Assignment →
What is needed is an exact copy of every record below.

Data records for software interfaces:

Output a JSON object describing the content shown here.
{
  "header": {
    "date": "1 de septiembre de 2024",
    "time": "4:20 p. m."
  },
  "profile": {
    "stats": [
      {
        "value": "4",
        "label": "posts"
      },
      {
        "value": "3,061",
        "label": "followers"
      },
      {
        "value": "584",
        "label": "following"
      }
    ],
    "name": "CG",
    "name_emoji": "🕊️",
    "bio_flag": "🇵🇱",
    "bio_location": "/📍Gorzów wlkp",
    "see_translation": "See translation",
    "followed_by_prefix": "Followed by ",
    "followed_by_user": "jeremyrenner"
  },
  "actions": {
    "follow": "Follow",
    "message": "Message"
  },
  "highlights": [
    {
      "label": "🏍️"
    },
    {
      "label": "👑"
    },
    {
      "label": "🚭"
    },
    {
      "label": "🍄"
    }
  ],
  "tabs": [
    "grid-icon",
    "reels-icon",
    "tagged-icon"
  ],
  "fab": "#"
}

Task response →
Output a JSON object describing the content shown here.
{
  "header": {
    "date": "1 de septiembre de 2024",
    "time": "4:20 p. m."
  },
  "profile": {
    "stats": [
      {
        "value": "4",
        "label": "posts"
      },
      {
        "value": "3,061",
        "label": "followers"
      },
      {
        "value": "584",
        "label": "following"
      }
    ],
    "name": "CG",
    "name_emoji": "🕊️",
    "bio_flag": "🇵🇱",
    "bio_location": "/📍Gorzów wlkp",
    "see_translation": "See translation",
    "followed_by_prefix": "Followed by ",
    "followed_by_user": "jeremyrenner"
  },
  "actions": {
    "follow": "Follow",
    "message": "Message"
  },
  "highlights": [
    {
      "label": "🏍️"
    },
    {
      "label": "👑"
    },
    {
      "label": "🚭"
    },
    {
      "label": "🍄"
    }
  ],
  "tabs": [
    "grid-icon",
    "reels-icon",
    "tagged-icon"
  ],
  "fab": "#"
}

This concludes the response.